WHEN YOU GO:
Getting There: Transportation to various cruise lines depends on the ship's itinerary and initial destination port. On overseas trips, travel to and from departure and arrival ports is the responsibility of the cruise participant, although some group packages are offered. Some cruises are round-trips, but many are point-to-point. The cruise itinerary for the 14-Day Royal Vintage Tour cruise by Royal Olympic Cruises, Ltd. which is referenced in the article is shown in the attached map.
Courtesy: Royal Olympic Cruises, Ltd.
Staying There: Cruise rates include room and meals. Plans vary, but individuals generally pay extra for ship-provided alcohol and soda. Optional shore excursions are offered for an extra price, although travelers can often save money by handling their own arrangements.
Shipboard rooms vary with single beds often provided. Suggested clothing can range from very informal to formal, including tuxedos and evening gowns. Shipboard facilities vary but can include swimming pools, gymnasium, spas, saunas, exercise rooms, beauty parlors, boutiques, and gift shops.
On board entertainment typically includes nightly shows, bands, guest lecturers and programs about shore excursions.
Fast Facts: Cruises can range from a day to several weeks. Ship sizes vary from a 100 to several thousand passengers. Popular cruises include trips along the Inland Passage to Alaska, Southern California to Mexico, passages through the Panama Canal, Greek Islands and waterways of Russia. Speciality or theme cruises are increasingly popular and cover a range of interests. Information and arrangements can be made with travel agents, through the Internet or, less often, directly with cruise lines.

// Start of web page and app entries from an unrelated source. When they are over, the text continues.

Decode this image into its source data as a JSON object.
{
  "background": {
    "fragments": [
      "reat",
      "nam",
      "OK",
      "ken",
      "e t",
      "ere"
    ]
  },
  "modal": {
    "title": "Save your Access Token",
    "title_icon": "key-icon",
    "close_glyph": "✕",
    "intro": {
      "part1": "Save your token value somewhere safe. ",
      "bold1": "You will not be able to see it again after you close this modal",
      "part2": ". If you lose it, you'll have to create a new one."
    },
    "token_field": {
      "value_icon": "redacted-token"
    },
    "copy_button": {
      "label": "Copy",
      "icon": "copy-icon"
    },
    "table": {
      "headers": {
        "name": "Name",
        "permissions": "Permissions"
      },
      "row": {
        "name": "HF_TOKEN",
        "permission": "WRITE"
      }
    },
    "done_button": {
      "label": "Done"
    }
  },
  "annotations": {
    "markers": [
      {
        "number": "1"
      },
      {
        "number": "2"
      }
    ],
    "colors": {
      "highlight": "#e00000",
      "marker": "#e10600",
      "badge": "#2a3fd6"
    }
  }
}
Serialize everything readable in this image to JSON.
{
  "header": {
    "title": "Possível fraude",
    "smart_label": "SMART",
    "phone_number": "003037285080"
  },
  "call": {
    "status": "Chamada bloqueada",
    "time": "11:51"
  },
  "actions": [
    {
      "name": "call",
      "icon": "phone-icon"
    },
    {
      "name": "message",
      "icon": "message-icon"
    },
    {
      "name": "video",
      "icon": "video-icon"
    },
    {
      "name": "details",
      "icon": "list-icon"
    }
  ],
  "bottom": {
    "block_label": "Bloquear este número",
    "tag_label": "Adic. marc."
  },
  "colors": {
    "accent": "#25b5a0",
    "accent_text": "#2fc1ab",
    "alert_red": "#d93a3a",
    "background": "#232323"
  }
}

A useful site for finding cruises is Expedia.
Royal Olympic Cruises, for example, can be contacted toll-free at
1-800-872-6400 from the U.S. or 1-800-368-3888 from Canada.
A Useful WWW site
Jazzed on Theme Cruising the Caribbean: article on music and sports theme cruises